(Page and application data records)
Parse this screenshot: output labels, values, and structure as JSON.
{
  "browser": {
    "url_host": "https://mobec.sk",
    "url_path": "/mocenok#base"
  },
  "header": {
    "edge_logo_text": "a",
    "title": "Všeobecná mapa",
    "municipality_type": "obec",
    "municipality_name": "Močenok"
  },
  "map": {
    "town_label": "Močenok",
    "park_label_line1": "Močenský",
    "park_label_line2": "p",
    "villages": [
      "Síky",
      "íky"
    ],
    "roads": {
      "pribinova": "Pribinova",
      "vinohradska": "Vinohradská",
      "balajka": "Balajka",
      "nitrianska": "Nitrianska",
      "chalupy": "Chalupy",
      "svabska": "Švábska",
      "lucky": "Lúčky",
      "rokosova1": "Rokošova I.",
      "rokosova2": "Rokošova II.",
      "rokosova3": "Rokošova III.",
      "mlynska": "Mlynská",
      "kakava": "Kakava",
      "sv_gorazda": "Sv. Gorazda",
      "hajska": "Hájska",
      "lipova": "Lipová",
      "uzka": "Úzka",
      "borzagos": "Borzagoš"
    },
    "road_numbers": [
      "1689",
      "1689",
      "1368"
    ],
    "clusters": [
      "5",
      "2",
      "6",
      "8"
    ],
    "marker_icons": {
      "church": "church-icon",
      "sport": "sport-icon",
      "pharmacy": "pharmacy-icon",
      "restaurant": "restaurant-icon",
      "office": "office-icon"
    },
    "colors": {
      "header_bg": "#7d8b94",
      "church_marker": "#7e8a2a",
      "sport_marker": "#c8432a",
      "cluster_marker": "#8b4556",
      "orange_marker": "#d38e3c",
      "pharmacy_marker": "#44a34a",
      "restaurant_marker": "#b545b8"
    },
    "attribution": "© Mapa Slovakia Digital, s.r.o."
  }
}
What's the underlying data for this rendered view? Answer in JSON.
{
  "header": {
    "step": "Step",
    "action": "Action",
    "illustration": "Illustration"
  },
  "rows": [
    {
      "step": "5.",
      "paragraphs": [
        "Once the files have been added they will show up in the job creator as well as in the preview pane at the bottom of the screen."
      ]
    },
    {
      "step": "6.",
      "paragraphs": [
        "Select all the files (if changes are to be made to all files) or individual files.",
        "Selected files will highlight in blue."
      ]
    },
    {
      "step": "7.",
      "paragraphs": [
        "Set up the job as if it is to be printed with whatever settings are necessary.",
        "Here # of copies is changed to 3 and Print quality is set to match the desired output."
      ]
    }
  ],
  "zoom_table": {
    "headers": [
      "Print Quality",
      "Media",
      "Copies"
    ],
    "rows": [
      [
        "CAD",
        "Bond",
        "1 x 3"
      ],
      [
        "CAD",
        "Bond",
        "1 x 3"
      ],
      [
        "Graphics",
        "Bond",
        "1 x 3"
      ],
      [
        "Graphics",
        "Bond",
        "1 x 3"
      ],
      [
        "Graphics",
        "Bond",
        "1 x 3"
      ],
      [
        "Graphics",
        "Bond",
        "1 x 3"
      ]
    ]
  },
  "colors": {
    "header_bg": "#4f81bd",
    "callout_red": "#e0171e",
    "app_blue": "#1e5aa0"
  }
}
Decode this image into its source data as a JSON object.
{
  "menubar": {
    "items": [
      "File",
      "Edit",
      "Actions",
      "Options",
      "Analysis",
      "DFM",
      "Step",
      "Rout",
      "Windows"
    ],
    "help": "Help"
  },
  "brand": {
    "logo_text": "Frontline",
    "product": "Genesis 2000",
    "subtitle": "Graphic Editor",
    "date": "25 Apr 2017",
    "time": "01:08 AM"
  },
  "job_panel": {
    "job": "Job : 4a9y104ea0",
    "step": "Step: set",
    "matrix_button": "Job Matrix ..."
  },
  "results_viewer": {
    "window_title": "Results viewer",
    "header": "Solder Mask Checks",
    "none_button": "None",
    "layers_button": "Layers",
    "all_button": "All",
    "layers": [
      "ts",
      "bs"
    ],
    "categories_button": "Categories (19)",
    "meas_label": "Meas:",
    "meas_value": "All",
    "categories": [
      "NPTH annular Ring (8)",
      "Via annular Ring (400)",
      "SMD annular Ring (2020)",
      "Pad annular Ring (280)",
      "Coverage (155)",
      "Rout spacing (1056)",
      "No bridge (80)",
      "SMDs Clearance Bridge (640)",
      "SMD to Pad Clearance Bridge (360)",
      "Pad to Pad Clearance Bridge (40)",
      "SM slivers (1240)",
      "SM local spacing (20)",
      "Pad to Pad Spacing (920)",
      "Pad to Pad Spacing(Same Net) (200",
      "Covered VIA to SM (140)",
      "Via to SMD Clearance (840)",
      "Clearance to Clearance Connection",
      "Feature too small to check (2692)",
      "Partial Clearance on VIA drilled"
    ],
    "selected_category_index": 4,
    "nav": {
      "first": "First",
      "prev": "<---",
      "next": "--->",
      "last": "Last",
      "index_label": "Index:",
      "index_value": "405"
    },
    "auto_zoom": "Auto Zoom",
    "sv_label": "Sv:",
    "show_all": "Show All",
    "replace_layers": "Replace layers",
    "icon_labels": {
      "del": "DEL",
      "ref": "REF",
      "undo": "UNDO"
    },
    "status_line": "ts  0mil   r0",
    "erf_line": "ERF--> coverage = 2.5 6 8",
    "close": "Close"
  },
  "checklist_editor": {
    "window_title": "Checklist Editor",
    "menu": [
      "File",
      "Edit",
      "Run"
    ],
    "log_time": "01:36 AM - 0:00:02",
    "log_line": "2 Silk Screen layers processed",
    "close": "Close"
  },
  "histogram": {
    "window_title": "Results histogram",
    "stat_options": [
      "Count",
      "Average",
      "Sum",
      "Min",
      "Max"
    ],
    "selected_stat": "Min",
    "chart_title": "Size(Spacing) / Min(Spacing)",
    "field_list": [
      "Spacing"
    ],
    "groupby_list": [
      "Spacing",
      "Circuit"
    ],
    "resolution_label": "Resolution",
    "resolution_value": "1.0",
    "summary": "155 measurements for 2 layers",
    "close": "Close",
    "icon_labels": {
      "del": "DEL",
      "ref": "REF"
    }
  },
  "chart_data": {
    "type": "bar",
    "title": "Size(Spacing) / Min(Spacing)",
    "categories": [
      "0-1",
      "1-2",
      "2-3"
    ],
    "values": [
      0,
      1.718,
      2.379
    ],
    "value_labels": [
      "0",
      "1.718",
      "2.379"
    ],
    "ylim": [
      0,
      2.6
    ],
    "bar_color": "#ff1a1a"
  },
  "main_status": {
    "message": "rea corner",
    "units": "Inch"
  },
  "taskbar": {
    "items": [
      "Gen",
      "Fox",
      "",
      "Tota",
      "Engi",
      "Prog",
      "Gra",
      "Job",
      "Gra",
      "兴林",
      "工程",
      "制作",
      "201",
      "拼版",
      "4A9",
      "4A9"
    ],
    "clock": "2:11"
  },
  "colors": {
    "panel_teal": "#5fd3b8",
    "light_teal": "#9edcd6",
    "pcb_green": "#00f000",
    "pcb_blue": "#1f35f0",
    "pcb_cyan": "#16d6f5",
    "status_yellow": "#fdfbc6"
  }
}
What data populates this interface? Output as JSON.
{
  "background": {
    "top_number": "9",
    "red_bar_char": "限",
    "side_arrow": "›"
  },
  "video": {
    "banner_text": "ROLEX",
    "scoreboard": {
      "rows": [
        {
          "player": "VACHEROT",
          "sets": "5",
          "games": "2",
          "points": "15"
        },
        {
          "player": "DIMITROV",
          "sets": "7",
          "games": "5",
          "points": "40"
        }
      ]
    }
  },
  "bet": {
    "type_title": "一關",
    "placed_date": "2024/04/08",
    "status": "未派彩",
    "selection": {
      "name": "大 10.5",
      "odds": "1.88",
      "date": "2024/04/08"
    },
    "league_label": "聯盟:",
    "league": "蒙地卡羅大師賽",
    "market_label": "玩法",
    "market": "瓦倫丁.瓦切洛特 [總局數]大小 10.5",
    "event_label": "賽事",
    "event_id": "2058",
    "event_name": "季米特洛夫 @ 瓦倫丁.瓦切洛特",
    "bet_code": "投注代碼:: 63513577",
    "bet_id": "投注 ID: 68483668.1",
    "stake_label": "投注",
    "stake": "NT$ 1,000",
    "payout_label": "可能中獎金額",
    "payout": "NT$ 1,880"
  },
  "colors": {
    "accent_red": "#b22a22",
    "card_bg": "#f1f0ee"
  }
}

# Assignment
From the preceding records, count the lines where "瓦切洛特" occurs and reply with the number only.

# Expected answer
2